Checks and Balances for Mexico in 2021 Midterm Elections
On June 6, 2021, Mexico had its largest election to date with over 21,000 seats up for election in the midterms, from the federal to local levels. More than 47 million ballots were cast for candidates in all of Mexico’s lower house of Congress, 15 governorships, 30 state legislatures, and 1,900 municipalities.
The results were varied, with success for multiple parties but no resounding victor able to claim a popular mandate. President Andrés Manuel López Obrador (AMLO)’s ruling Morena (National Regeneration Movement) leftist coalition retained its congressional majority and won most of the governorships up for grabs. The opposition—made up of an unlikely alliance between the conservative PAN (National Action Party), historically dominant PRI (Institutional Revolutionary Party), and left-wing PRD (Democratic Revolutionary Party) parties—also had reason to celebrate.

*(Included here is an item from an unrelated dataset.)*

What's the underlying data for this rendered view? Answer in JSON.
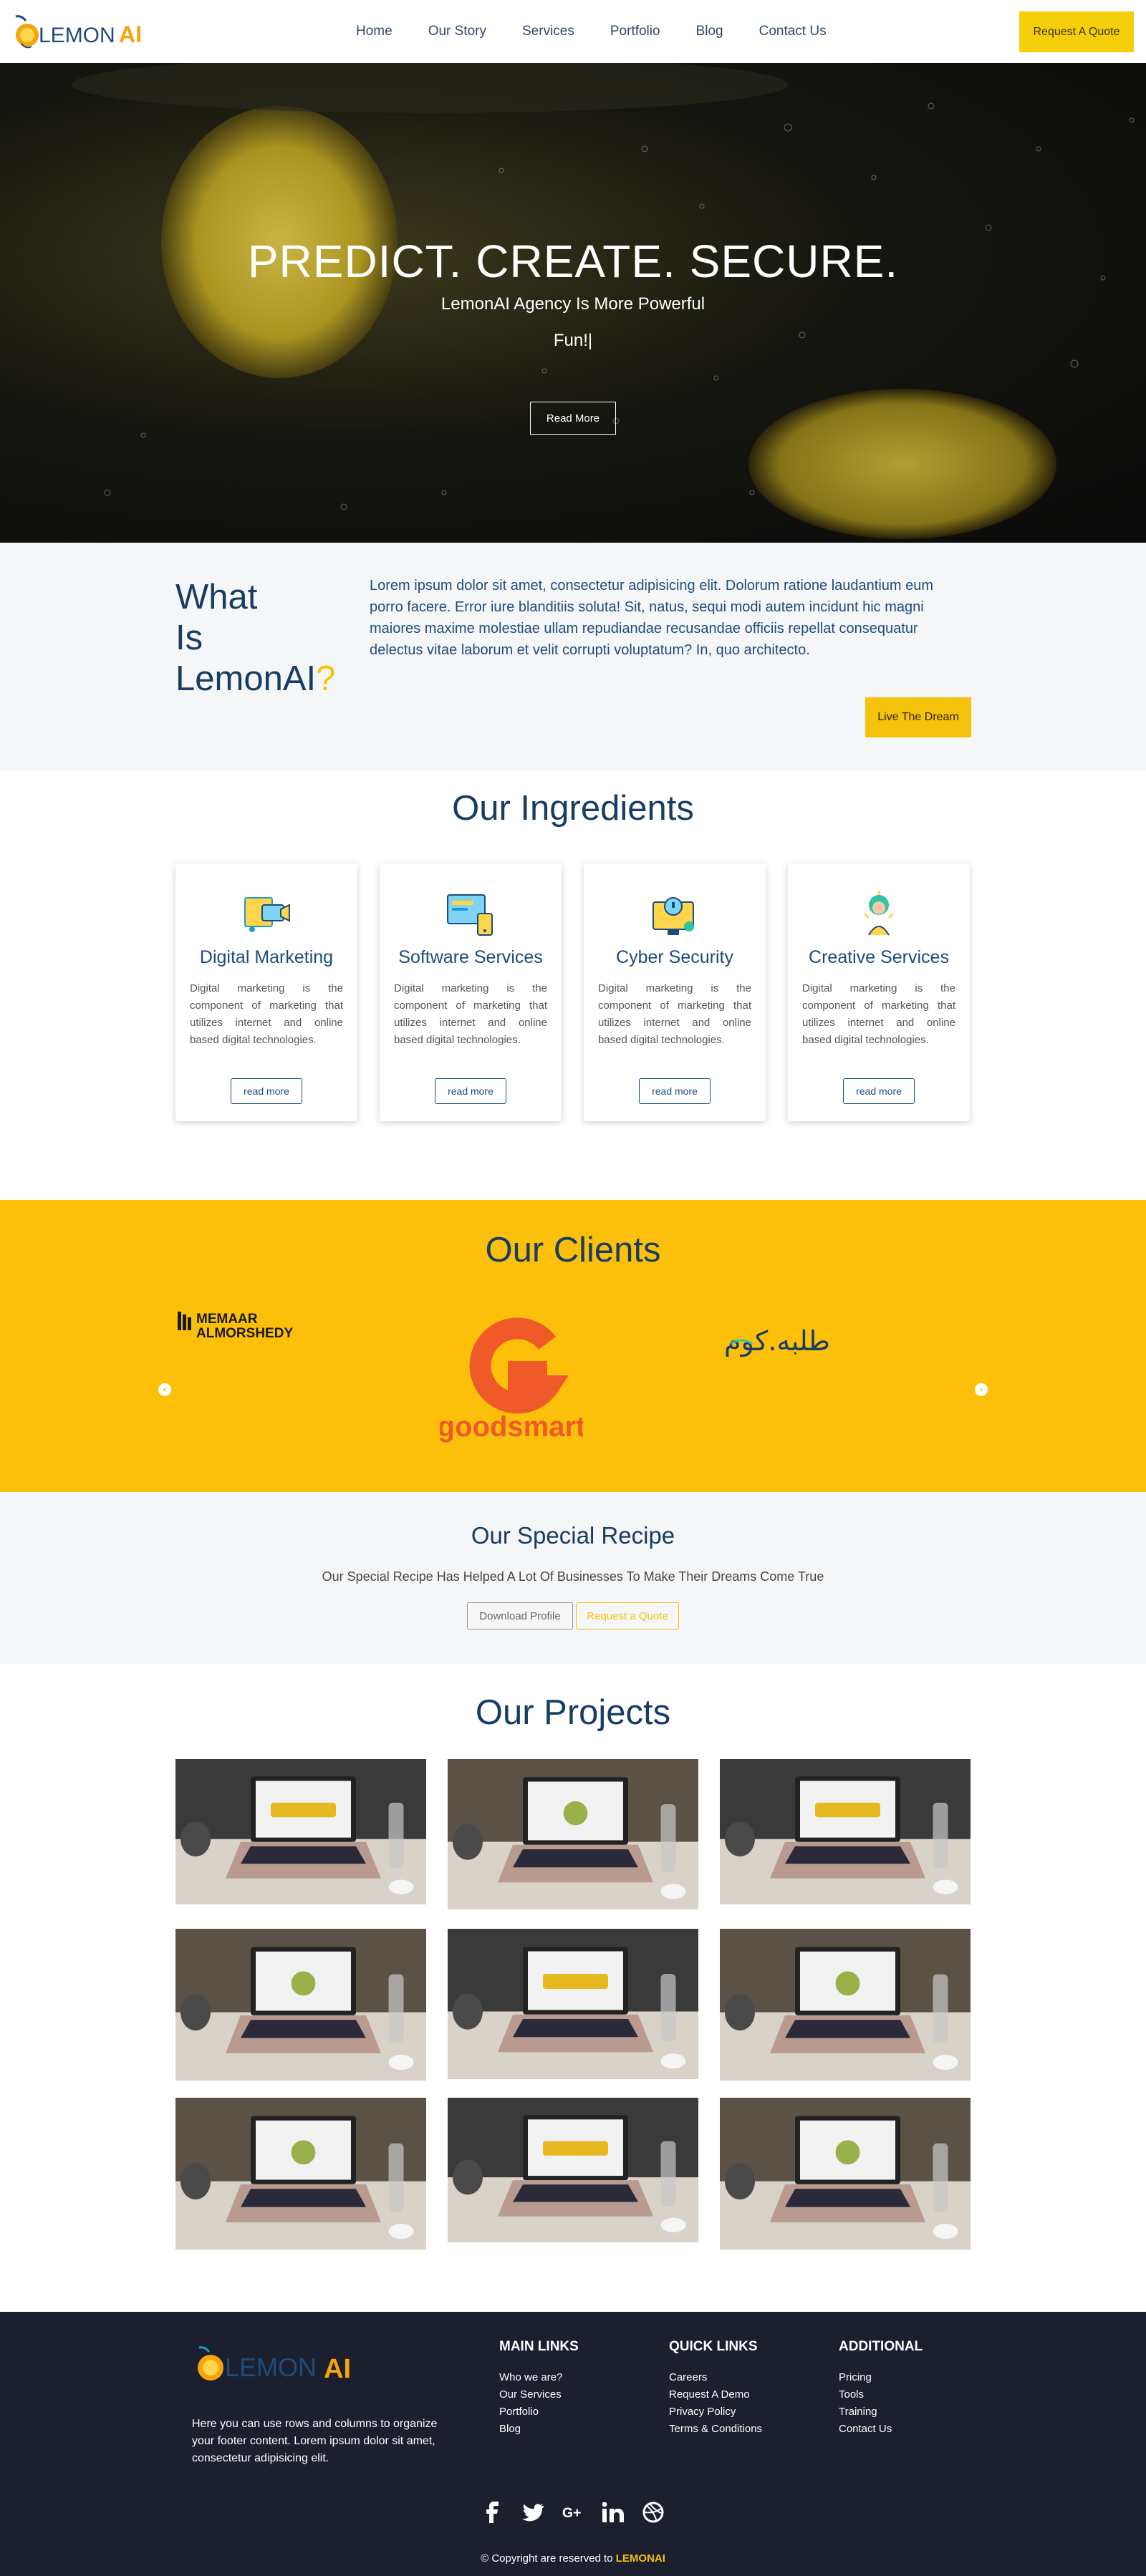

They increased their overall share in Congress, suggesting Mexican voters want a divided government with checks and balances on the Morena coalition, which was denied the two-thirds majority needed to amend the constitution and push through the most sweeping aspects of AMLO’s agenda.
Morena and its allies will still be the dominant force in the 500-seat Congress, but the Morena party lost its absolute majority, going from 256 to 197 legislators. PRI went from 48 to 69 legislators, PAN from 77 to 111, and a handful of minor parties also won more seats.
While Morena lost seats in Congress, they won 11 Of the 15 governorships, which is an important development in its own right, but doubly significant as Mexico’s governors have historically had an important role in mobilizing votes for Presidential elections. Up-and-coming parties Movimiento Ciudadano (Citizen’s Movement Party) and Partido Verde Ecologista (Green Ecological Party) won governorships along with PAN and PRD. Without a unified agenda, PAN / PRD / PRI alliances may continue to struggle at the state level if they focus their messaging on opposition to Morena without providing a compelling alternative platform.
Mexico City which was ruled by Morena, lost half of its territory to PRI and PAN in local elections, signaling unhappiness among the urban middle class. This will make Mexico City’s Head of Government Claudia Sheinbaum’s job more difficult, as she will be forced to negotiate to advance Morena’s initiatives. Additionally, it also casts doubt on her ability to win the presidency, which she is a top contender for in 2024. Movimiento Ciudadano also had major wins in the governorships and mayoral races of economic powerhouses Nuevo Leon and Jalisco and their respective capitals of Monterrey and Guadalajara.
Despite Morena’s losses, AMLO said the elections showed his populist “Fourth Transformation” movement to eradicate corruption and strive for social justice and equality won. It remains to be seen whether AMLO will attempt to further his agenda through negotiations with other parties and coalitions or through stretching his Presidential powers and Mexico’s institutions, as his critics fear.
The elections also proved to be an institutional success, which is a testament to the strength of Mexican democracy and the work of the more than 1 million Mexicans who ran the polls. This, despite the election occurring in the midst of a pandemic and being prefaced by some of the highest levels of campaign violence, with assassinations of 36 candidates or aspiring political candidates prior to the election. Election observers, and even a politically curtailed AMLO, heralded the strength of the election for being free, fair, and transparent. The participation rate of more than 51 percent of registered voters was one of the highest in Mexico’s history.